» **Exercise description**:
For the data below, work out how many lines include the string "input" and report only the number.

**** Records for the task

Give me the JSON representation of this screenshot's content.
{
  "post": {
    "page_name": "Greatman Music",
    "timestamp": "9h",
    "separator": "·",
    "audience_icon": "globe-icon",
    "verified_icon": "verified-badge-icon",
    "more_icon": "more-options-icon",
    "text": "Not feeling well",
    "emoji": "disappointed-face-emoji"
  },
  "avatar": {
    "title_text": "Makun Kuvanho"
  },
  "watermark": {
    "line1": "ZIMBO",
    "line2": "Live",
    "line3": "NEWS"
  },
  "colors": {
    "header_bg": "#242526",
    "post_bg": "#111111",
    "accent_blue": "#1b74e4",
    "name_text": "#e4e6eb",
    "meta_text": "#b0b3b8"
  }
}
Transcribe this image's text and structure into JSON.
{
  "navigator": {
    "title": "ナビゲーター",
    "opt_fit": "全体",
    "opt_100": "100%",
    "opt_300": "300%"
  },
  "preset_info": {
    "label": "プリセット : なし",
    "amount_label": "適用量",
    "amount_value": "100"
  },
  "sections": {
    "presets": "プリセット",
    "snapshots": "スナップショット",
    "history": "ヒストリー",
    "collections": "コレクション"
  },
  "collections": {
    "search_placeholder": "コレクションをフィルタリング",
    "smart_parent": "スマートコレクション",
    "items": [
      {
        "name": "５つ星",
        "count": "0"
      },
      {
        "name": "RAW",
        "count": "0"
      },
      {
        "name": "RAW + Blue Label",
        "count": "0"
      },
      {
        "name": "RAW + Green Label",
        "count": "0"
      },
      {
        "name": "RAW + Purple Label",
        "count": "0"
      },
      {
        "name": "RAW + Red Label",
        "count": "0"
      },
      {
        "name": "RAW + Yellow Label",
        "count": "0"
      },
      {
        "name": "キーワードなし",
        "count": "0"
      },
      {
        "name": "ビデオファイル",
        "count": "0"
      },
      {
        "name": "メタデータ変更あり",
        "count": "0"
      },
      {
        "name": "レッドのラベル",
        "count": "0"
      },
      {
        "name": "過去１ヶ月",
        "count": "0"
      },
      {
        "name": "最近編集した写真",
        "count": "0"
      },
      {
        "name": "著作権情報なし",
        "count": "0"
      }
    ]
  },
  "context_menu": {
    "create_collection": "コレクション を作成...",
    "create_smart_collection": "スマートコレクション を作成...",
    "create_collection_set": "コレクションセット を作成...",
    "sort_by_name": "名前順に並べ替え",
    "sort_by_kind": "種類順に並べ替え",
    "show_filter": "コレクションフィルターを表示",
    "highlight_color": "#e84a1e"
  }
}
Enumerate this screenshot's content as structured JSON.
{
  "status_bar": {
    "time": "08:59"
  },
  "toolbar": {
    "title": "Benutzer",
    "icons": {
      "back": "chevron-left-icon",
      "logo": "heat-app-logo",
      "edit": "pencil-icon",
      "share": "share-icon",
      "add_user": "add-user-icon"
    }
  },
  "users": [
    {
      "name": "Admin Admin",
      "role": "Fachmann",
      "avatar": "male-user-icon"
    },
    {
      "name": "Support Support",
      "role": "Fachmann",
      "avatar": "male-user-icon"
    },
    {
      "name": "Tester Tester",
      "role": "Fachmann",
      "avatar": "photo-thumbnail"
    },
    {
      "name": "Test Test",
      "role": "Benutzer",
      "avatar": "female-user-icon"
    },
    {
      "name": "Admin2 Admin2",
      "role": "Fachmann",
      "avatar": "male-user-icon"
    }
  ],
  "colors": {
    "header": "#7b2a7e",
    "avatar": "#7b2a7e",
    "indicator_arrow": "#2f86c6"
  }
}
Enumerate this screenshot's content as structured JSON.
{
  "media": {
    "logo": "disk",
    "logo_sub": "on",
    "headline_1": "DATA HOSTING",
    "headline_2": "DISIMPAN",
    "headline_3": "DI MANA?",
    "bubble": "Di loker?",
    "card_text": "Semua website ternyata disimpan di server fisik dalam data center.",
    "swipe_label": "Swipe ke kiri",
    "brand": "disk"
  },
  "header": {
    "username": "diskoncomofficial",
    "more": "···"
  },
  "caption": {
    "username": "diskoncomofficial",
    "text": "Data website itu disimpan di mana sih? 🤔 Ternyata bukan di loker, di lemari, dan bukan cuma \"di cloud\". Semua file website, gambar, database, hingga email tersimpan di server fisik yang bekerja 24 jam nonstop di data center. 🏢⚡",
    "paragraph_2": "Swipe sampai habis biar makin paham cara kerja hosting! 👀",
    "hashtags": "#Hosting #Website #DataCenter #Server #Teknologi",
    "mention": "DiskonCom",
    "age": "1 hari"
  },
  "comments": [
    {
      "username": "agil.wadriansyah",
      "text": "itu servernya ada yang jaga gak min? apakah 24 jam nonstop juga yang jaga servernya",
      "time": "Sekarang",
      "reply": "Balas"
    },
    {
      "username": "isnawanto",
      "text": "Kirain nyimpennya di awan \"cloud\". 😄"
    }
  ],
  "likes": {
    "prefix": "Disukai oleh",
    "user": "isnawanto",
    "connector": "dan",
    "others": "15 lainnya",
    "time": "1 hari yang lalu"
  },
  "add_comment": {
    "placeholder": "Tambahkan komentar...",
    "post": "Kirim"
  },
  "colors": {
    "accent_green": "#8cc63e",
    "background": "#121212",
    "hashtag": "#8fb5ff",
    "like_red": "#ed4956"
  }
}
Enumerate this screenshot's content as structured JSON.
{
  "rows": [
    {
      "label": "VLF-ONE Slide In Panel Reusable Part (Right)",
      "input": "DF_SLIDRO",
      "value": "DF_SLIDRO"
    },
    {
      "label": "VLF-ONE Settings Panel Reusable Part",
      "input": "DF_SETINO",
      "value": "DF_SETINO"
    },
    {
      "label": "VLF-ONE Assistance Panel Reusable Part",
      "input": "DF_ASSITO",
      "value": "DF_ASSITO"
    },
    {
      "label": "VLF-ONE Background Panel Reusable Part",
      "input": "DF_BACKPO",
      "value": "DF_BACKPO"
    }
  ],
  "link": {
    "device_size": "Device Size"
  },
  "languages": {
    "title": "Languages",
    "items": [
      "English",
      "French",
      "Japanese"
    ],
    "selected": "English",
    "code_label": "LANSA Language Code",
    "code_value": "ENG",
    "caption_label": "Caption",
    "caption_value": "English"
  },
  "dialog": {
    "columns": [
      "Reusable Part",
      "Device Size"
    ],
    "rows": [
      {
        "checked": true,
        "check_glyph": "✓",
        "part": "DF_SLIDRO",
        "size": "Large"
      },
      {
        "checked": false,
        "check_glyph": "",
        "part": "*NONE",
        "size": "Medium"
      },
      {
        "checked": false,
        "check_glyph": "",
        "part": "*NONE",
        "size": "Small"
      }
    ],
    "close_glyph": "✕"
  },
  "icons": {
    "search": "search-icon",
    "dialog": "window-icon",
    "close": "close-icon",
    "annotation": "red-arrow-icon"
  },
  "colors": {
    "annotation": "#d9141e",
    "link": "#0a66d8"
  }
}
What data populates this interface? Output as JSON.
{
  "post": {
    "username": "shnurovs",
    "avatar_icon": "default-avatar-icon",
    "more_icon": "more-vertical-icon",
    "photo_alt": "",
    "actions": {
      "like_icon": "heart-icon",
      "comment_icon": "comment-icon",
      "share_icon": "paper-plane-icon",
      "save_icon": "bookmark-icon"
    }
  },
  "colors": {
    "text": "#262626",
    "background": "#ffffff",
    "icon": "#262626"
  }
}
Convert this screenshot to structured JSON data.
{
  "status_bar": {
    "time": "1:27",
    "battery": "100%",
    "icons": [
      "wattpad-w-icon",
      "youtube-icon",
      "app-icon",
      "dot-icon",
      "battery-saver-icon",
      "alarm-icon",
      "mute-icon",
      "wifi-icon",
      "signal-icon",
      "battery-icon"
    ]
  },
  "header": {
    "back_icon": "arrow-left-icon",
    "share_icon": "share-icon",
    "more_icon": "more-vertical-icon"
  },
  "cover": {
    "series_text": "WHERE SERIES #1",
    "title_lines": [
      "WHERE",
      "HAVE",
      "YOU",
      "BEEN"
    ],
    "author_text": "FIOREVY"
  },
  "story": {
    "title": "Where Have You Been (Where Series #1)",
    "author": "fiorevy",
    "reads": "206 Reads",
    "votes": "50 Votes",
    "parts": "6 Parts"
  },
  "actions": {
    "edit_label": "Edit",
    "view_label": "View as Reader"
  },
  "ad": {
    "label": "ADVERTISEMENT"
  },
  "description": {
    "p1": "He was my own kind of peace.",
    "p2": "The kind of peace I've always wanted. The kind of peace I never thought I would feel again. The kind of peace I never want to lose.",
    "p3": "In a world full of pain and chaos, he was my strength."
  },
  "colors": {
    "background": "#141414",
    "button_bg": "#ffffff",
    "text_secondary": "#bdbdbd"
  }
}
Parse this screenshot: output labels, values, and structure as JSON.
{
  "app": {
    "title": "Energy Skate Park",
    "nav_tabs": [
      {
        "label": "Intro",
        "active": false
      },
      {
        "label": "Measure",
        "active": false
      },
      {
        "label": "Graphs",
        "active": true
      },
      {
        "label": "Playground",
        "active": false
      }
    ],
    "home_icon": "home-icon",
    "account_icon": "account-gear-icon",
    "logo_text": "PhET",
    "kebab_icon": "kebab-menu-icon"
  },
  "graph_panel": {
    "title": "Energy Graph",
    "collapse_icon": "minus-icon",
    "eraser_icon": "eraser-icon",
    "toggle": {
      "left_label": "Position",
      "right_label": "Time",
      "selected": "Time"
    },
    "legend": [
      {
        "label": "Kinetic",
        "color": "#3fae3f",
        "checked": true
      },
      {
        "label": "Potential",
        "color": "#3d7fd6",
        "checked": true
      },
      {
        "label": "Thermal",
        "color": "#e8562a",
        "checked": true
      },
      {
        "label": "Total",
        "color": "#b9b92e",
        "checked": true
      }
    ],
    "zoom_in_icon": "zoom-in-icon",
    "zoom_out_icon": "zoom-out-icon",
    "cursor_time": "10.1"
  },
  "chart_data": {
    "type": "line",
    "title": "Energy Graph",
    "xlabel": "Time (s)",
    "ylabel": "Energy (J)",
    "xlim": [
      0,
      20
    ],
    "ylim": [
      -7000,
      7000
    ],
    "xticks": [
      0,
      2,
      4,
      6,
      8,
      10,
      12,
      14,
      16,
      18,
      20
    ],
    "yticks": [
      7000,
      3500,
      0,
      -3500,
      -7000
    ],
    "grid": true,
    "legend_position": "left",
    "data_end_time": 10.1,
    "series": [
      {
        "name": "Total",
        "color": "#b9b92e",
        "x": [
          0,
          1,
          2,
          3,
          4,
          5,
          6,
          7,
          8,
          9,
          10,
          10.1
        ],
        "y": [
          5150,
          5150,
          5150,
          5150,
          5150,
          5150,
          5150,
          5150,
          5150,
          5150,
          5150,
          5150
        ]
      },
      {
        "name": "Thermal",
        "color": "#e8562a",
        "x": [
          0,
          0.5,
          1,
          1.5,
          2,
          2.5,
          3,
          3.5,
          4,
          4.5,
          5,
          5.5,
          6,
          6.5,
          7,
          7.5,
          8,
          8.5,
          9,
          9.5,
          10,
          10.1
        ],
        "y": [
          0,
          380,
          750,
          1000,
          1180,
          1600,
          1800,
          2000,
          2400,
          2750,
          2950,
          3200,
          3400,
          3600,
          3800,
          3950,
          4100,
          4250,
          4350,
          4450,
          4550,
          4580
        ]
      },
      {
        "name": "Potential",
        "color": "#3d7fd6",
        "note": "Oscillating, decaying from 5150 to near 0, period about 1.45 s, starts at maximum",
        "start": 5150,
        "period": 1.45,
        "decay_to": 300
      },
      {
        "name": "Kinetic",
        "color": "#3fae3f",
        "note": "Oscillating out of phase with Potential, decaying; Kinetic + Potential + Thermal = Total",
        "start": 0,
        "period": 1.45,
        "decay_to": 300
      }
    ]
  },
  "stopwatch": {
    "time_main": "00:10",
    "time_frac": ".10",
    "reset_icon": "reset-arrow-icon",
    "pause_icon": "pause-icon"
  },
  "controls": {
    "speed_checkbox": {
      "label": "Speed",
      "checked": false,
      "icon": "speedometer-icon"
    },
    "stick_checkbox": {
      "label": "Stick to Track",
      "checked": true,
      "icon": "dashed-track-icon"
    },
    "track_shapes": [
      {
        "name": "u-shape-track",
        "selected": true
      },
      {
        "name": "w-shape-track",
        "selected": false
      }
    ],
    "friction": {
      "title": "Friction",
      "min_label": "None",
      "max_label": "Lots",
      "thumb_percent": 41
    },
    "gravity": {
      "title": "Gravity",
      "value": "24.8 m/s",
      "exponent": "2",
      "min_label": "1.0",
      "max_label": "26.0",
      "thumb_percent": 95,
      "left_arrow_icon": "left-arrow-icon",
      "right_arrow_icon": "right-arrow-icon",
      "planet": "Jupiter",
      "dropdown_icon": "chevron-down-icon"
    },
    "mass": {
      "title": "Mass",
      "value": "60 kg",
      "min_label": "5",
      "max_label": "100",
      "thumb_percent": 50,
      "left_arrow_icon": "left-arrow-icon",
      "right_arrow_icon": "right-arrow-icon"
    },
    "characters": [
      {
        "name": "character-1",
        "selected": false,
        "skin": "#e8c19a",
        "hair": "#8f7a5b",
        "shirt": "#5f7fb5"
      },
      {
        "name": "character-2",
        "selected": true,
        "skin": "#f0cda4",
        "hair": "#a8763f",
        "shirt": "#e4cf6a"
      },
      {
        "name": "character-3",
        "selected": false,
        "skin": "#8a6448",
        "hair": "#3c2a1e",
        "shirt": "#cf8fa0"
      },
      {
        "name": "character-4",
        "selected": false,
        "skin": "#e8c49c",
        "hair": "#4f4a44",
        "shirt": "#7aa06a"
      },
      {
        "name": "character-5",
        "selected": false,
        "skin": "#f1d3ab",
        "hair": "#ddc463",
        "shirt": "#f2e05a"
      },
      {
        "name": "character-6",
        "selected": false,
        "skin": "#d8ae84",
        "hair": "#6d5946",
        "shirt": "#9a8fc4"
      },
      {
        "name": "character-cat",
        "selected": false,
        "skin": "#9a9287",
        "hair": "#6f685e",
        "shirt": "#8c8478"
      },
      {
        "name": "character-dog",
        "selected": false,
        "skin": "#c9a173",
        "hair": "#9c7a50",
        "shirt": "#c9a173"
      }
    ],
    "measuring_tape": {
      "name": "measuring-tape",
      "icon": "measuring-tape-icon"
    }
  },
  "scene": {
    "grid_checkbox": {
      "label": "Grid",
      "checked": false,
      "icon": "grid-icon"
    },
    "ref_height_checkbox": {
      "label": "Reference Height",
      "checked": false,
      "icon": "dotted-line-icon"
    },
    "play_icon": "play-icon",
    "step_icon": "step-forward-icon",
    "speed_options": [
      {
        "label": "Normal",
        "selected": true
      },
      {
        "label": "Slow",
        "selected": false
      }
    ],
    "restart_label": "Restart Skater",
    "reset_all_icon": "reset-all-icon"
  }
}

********

» **Exercise solution**:
4